Source data:
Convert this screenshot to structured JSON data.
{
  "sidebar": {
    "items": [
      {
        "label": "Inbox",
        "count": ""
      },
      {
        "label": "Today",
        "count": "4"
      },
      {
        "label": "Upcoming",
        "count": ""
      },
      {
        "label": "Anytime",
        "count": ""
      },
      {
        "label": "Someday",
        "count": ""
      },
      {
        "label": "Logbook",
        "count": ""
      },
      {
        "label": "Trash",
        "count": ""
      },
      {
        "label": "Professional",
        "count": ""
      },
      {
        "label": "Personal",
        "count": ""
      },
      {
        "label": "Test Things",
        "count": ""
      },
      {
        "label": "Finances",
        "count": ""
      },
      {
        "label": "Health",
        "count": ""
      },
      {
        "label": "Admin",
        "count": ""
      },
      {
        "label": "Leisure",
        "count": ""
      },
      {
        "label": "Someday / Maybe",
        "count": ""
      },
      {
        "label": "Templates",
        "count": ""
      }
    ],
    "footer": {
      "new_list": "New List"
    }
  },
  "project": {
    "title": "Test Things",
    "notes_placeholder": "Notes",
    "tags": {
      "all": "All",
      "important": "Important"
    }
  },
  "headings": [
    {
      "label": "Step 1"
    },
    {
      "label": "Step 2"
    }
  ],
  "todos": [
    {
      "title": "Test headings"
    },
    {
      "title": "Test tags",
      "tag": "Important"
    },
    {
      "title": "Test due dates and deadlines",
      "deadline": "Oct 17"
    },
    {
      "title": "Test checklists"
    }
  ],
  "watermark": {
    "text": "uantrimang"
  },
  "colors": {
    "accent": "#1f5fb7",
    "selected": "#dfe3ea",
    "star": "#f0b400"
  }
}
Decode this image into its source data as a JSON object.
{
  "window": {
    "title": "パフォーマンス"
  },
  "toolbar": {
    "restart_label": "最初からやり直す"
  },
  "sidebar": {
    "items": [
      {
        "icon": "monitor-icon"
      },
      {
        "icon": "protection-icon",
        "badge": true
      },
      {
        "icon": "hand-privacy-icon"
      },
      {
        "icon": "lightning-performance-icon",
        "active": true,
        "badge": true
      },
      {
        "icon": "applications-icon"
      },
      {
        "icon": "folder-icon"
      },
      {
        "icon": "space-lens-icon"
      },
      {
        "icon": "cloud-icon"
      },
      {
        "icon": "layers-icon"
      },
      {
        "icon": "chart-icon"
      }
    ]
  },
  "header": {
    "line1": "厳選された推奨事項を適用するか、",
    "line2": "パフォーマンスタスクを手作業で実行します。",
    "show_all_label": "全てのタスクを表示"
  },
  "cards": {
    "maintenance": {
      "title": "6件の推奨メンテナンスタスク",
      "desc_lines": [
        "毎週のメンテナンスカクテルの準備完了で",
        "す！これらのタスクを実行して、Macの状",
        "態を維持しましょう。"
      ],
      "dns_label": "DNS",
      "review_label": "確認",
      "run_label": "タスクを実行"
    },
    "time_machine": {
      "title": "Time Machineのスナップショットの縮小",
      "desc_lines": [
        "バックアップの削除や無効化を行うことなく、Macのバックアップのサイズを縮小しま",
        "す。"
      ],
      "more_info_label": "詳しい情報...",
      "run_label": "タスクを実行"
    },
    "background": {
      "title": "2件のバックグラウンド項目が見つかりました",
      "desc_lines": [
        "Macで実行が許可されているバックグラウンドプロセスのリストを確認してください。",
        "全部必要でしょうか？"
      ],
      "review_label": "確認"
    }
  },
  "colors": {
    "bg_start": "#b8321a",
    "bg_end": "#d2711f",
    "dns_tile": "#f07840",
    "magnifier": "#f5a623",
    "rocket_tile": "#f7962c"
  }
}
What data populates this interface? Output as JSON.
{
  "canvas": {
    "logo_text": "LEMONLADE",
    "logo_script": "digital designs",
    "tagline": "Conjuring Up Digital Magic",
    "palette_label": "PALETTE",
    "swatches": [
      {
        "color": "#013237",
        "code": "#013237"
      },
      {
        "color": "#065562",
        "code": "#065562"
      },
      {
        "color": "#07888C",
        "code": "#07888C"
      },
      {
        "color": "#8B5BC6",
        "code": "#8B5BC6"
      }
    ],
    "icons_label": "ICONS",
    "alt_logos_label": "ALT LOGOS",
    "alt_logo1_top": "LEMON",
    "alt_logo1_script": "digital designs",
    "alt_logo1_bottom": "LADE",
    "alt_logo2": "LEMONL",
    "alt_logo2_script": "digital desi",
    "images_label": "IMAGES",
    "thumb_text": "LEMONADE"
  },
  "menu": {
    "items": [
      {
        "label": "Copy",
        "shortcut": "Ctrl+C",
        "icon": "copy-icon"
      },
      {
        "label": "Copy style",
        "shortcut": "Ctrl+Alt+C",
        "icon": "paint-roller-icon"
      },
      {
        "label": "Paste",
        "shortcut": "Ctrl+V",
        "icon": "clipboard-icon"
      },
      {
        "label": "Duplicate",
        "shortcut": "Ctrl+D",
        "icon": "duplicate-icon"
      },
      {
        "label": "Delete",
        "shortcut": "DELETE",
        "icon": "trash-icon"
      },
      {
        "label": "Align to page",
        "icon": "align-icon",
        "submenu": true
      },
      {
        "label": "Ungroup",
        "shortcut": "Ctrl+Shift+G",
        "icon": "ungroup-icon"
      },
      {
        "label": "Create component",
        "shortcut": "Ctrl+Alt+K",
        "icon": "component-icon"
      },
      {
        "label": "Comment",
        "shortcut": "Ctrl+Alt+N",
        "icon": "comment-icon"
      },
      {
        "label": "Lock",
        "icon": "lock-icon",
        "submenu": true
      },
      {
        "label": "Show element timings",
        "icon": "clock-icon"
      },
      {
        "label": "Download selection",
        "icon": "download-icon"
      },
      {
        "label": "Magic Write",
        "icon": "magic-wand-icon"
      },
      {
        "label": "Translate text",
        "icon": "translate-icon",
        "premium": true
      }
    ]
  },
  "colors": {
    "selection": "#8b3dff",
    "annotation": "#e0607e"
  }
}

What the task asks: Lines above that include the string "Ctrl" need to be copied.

Problem solution:
        "shortcut": "Ctrl+C",
        "shortcut": "Ctrl+Alt+C",
        "shortcut": "Ctrl+V",
        "shortcut": "Ctrl+D",
        "shortcut": "Ctrl+Shift+G",
        "shortcut": "Ctrl+Alt+K",
        "shortcut": "Ctrl+Alt+N",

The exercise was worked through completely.